The most recent data which the Commission has available, and which deals with all 25 Member States, comes from two Eurobarometer surveys carried out in 2001 and 2002 (Standard Eurobarometer N° 55 in the European Union(1) and the Candidate Countries Eurobarometer (2) in the then pre-accession countries ). In both these surveys, the question was asked: ‘which languages can you speak well enough to take part in a conversation, apart from your mother tongue?’
The following table shows the percentage of respondents who said they were able to take part in a conversation in at least one language other than their mother tongue.
|can take part in a conversation in a language other than mother tongue|
|Belgique / België||61|
|Kypros / Kibris||60|
|Suomi / Finland||58|
In reading these figures, it needs to be recalled that the ‘language of the Member State’ may not be the mother tongue of the respondent, because the respondent may speak a ‘regional’, ‘minority’ or immigrant language as mother tongue.
It should also be recalled that Eurobarometer is an opinion survey; different respondents may have estimated their linguistic abilities in different ways.
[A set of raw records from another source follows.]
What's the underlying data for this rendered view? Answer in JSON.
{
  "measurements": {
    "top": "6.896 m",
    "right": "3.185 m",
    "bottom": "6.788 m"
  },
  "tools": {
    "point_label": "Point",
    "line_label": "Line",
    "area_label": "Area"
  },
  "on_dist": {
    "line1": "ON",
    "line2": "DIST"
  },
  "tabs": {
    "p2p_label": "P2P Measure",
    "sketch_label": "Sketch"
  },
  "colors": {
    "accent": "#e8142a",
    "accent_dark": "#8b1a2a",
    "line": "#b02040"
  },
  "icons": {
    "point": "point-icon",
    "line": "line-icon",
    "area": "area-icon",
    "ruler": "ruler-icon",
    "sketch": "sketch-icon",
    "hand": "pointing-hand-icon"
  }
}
Heads of State and Government in Barcelona in March 2002 noted the lack of data on citizens’ actual language skills, and called for the establishment of a European Indicator of Language Competence. Such an indicator will provide valuable information for decision-takers in the education and training systems. The Commission will bring forward proposals for the design and administration of a periodic test of language skills, which will gather data for this new European Indicator.